REQUIRED ACTION
Pull every line holding the word "signing" from the data below and copy it.

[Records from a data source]

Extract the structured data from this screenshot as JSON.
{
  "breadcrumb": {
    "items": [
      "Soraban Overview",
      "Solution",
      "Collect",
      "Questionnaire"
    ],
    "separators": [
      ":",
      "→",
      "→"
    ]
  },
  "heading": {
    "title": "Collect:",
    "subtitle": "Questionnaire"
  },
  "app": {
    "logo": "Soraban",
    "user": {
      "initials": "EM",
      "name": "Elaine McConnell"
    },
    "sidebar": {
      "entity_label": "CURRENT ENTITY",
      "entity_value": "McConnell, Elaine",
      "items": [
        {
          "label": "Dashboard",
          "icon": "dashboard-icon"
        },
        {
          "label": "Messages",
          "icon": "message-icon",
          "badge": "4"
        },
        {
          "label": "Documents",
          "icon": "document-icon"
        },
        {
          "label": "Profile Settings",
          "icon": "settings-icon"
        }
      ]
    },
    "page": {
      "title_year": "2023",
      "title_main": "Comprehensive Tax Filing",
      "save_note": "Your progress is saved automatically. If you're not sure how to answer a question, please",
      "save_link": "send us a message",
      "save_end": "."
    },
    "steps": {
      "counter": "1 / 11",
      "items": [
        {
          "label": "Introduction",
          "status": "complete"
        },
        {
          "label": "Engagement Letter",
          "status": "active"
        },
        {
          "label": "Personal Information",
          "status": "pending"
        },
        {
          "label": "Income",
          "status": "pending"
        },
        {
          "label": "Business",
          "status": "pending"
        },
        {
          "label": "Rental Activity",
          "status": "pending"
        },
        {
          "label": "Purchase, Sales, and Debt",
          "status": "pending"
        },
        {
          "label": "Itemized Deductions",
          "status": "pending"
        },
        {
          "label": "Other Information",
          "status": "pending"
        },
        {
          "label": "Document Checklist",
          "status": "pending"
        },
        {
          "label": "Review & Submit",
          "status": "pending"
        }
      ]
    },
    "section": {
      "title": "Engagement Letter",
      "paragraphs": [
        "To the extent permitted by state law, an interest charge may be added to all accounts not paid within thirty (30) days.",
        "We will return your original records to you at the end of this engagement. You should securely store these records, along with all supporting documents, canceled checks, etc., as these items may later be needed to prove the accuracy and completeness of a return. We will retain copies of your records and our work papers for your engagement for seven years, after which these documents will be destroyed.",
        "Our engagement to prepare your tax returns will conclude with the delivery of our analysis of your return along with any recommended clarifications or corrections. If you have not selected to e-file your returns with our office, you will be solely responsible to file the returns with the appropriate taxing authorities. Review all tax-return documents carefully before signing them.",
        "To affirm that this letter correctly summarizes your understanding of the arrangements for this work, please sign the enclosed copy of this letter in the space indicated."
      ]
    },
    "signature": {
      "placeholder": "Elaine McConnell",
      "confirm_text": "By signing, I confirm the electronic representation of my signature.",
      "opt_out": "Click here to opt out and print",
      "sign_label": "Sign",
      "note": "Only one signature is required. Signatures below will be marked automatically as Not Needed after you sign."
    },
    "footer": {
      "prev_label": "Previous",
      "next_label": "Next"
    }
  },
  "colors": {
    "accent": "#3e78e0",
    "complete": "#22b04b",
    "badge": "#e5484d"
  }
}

REPLY
        "Our engagement to prepare your tax returns will conclude with the delivery of our analysis of your return along with any recommended clarifications or corrections. If you have not selected to e-file your returns with our office, you will be solely responsible to file the returns with the appropriate taxing authorities. Review all tax-return documents carefully before signing them.",
      "confirm_text": "By signing, I confirm the electronic representation of my signature.",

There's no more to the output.